▶ [PROBLEM DESCRIPTION]
All of the entries should be written out again exactly.

(Records from a dataset)
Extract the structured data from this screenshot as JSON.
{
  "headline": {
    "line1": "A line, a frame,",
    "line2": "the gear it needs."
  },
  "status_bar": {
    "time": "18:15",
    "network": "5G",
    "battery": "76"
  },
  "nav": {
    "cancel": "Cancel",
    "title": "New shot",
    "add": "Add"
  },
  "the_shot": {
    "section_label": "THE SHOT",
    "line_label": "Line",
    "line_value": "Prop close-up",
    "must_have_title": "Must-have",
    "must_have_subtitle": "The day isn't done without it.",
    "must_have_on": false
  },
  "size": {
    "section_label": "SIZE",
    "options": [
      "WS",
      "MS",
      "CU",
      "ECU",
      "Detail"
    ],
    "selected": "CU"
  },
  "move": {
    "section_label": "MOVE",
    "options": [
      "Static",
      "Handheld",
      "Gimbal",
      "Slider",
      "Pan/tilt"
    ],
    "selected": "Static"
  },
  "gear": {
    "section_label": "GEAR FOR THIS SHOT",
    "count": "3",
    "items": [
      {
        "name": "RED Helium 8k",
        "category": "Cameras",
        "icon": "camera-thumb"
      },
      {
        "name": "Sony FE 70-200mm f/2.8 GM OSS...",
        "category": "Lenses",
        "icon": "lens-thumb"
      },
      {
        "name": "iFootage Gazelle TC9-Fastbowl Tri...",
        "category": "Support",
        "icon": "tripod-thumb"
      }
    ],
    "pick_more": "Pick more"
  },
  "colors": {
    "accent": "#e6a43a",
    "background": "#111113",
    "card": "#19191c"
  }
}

▶ [TASK RESULT]
Extract the structured data from this screenshot as JSON.
{
  "headline": {
    "line1": "A line, a frame,",
    "line2": "the gear it needs."
  },
  "status_bar": {
    "time": "18:15",
    "network": "5G",
    "battery": "76"
  },
  "nav": {
    "cancel": "Cancel",
    "title": "New shot",
    "add": "Add"
  },
  "the_shot": {
    "section_label": "THE SHOT",
    "line_label": "Line",
    "line_value": "Prop close-up",
    "must_have_title": "Must-have",
    "must_have_subtitle": "The day isn't done without it.",
    "must_have_on": false
  },
  "size": {
    "section_label": "SIZE",
    "options": [
      "WS",
      "MS",
      "CU",
      "ECU",
      "Detail"
    ],
    "selected": "CU"
  },
  "move": {
    "section_label": "MOVE",
    "options": [
      "Static",
      "Handheld",
      "Gimbal",
      "Slider",
      "Pan/tilt"
    ],
    "selected": "Static"
  },
  "gear": {
    "section_label": "GEAR FOR THIS SHOT",
    "count": "3",
    "items": [
      {
        "name": "RED Helium 8k",
        "category": "Cameras",
        "icon": "camera-thumb"
      },
      {
        "name": "Sony FE 70-200mm f/2.8 GM OSS...",
        "category": "Lenses",
        "icon": "lens-thumb"
      },
      {
        "name": "iFootage Gazelle TC9-Fastbowl Tri...",
        "category": "Support",
        "icon": "tripod-thumb"
      }
    ],
    "pick_more": "Pick more"
  },
  "colors": {
    "accent": "#e6a43a",
    "background": "#111113",
    "card": "#19191c"
  }
}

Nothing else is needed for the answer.